Imagine a world where you are scared to see a loved one – not because of the pandemic but because of what they may say to you. The flints of worry may ignite blind rage or leave you catatonic with shame.
This was the world inhabited by Indian Mohammad Ateequllah, who has been in the UAE for five years. He says, somewhat wryly, that he’s always been a bit lazy and fond of food. When you combine the two with a sedentary job – he’s a structural engineer - being overweight is a natural progression.
The scale only confirmed the prognosis everyone made; when he hit 110 kilos last year, he decided to do something about it. He controlled his portion sizes and tried to diet.
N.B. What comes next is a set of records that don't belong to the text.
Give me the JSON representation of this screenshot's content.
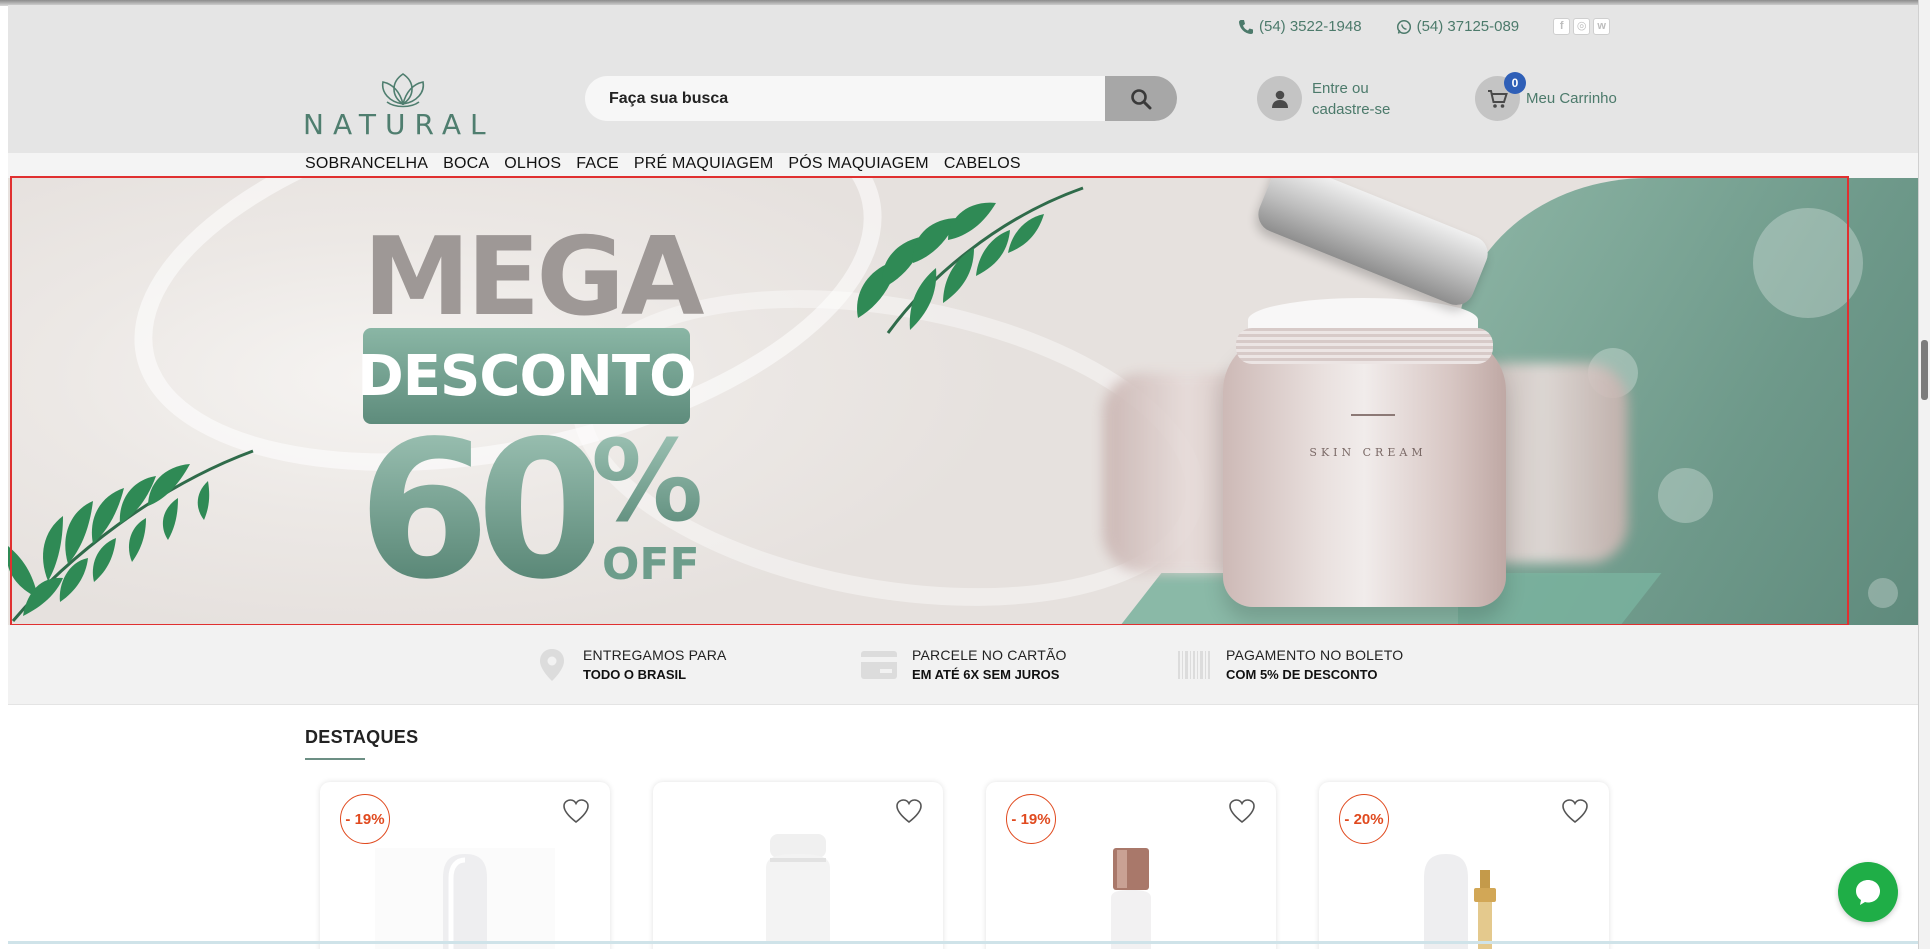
{
  "header": {
    "phone": "(54) 3522-1948",
    "whatsapp": "(54) 37125-089",
    "social_icons": [
      "facebook-icon",
      "instagram-icon",
      "wordpress-icon"
    ],
    "logo_text": "NATURAL",
    "search": {
      "placeholder": "Faça sua busca"
    },
    "account_label_line1": "Entre ou",
    "account_label_line2": "cadastre-se",
    "cart_count": "0",
    "cart_label": "Meu Carrinho"
  },
  "nav": {
    "items": [
      "SOBRANCELHA",
      "BOCA",
      "OLHOS",
      "FACE",
      "PRÉ MAQUIAGEM",
      "PÓS MAQUIAGEM",
      "CABELOS"
    ]
  },
  "banner": {
    "line1": "MEGA",
    "line2": "DESCONTO",
    "number": "60",
    "percent": "%",
    "off": "OFF",
    "product_label": "SKIN CREAM"
  },
  "features": [
    {
      "line1": "ENTREGAMOS PARA",
      "line2": "TODO O BRASIL",
      "icon": "location-pin-icon"
    },
    {
      "line1": "PARCELE NO CARTÃO",
      "line2": "EM ATÉ 6X SEM JUROS",
      "icon": "credit-card-icon"
    },
    {
      "line1": "PAGAMENTO NO BOLETO",
      "line2": "COM 5% DE DESCONTO",
      "icon": "barcode-icon"
    }
  ],
  "highlights": {
    "title": "DESTAQUES",
    "products": [
      {
        "discount": "- 19%"
      },
      {
        "discount": ""
      },
      {
        "discount": "- 19%"
      },
      {
        "discount": "- 20%"
      }
    ]
  },
  "colors": {
    "brand_green": "#4f7e6f",
    "discount_red": "#e04a1f",
    "chat_green": "#1fae47",
    "cart_badge_blue": "#2f5fb7"
  }
}
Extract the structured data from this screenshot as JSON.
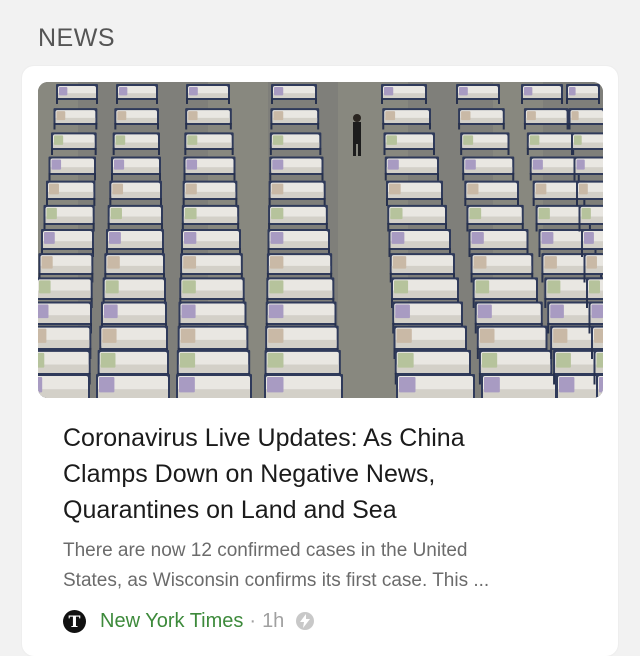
{
  "section": {
    "title": "NEWS"
  },
  "article": {
    "headline_lines": [
      "Coronavirus Live Updates: As China",
      "Clamps Down on Negative News,",
      "Quarantines on Land and Sea"
    ],
    "snippet_lines": [
      "There are now 12 confirmed cases in the United",
      "States, as Wisconsin confirms its first case. This ..."
    ],
    "image_icon": "photo-of-rows-of-beds",
    "source": {
      "logo_letter": "T",
      "name": "New York Times",
      "separator": "·",
      "age": "1h",
      "badge_icon": "lightning-bolt-icon"
    }
  },
  "colors": {
    "source_green": "#3d8a3b",
    "meta_gray": "#a0a0a0",
    "background": "#f2f2f2",
    "card": "#ffffff"
  }
}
And a few weeks later, the six-foot gent had lost 2 kilos. And his motivation.
He recalls reading Gulf News’ series on weight-loss journeys and coming across the Keto diet – which cuts carbs and focuses on the consumption of good fats and proteins to force the body into using the fat as an energy source. He decided to do some research. After much reading and weighing the pros and cons, Ateequllah thought in October 2019 that this was his way forward. “Initially for 1 to 2 week it was really tough; to suddenly stop eating carbs specially rice, rotis (flatbread), etc., which I have been eating all my life and couldn’t imagine a meal without it. But losing around 2kg in first 12 days [motivated] me to continue,” he says.
Lunch : around 12-1pm – Cheese Omlette, bone broth/ grilled chicken or fish/ avocado/ salmon sandwich with Flaxseed bread
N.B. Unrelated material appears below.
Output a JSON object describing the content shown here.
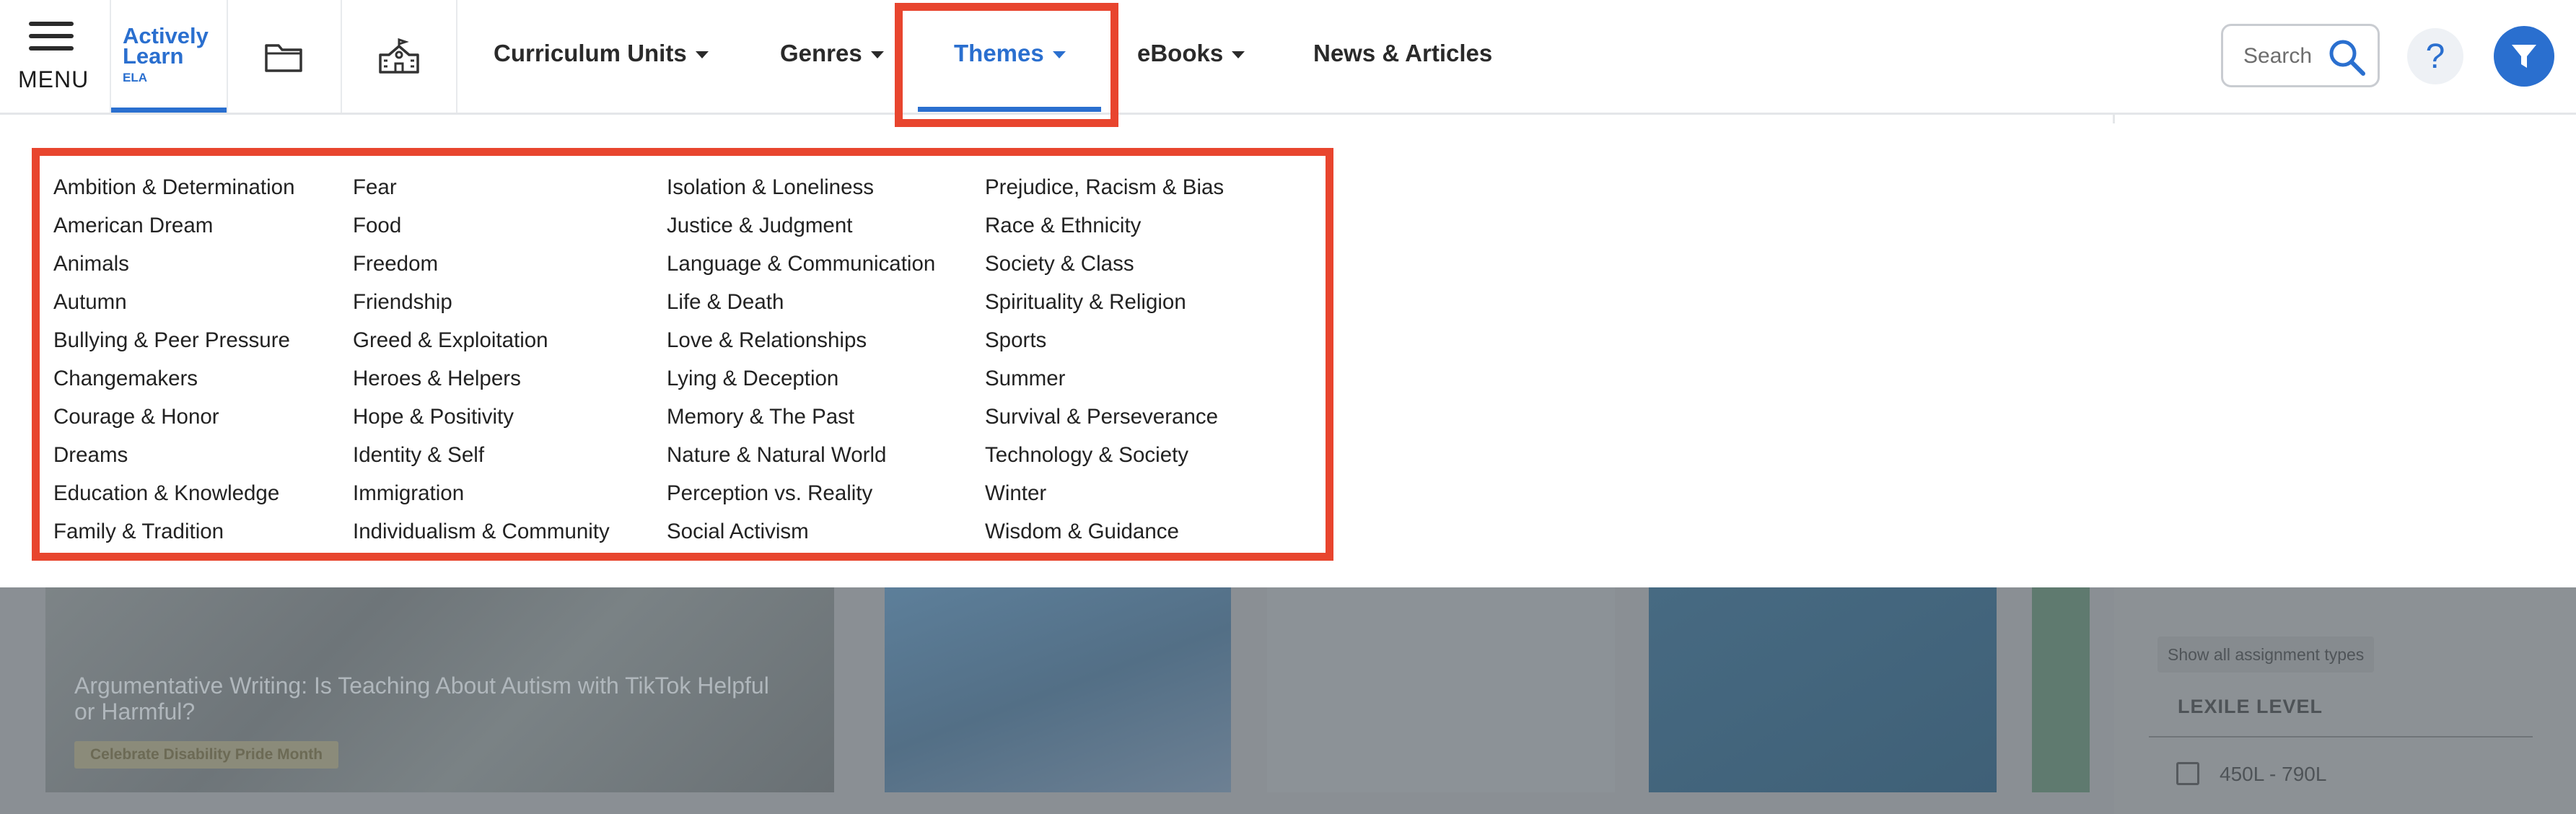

Dinner before 7.30pm: Grilled fish with cauliflower rice, bone broth
He also began to walk – on average about a kilometer in the morning and another, similar distance, in the evening. He repeats, “I am lazy.”
This regime helped Ateequllah drop 17kg in 3.5 months, between October 2019 and mid-January 2020.
Soon, his blood pressure pills became redundant. His cholesterol levels settled down. His energy levels, like his confidence levels, rose.
Then, says Ateequllah, he took a break from Keto for a couple of months before getting back to it. Now, 11 months since his initial start, Ateequllah is a happy man. He’s down to 84kg.
He’s not done yet. And now he’s got his wife involved. “But she’s doing dirty keto,” he says. Dirty keto involves eating fats and protein and cutting down carbs but without taking into account the most nutritious option. So one could eat burger patties minus a bun instead of a grilled piece of chicken – it still works, just isn’t as healthy.
As for his own cheat meals – Ateequllah found Keto versions for favourite food – Shrataki noodles, for instance, and cauliflower biryani.
“I still need to lose 4kg more to take me to normal weight as per BMI index which I will try to achieve soon,” says a confident Ateequllah.
His advice to anyone following in his footsteps is: be patient. “If you eat healthy food you feel like you are making yourself stronger and healthier…even if it takes time, the results will show.”
For him they are. He’s no longer afraid to meet friends or speak to family members over Zoom. Talk of weight is no longer a rip into his self-belief; it is an assurance. Life is good.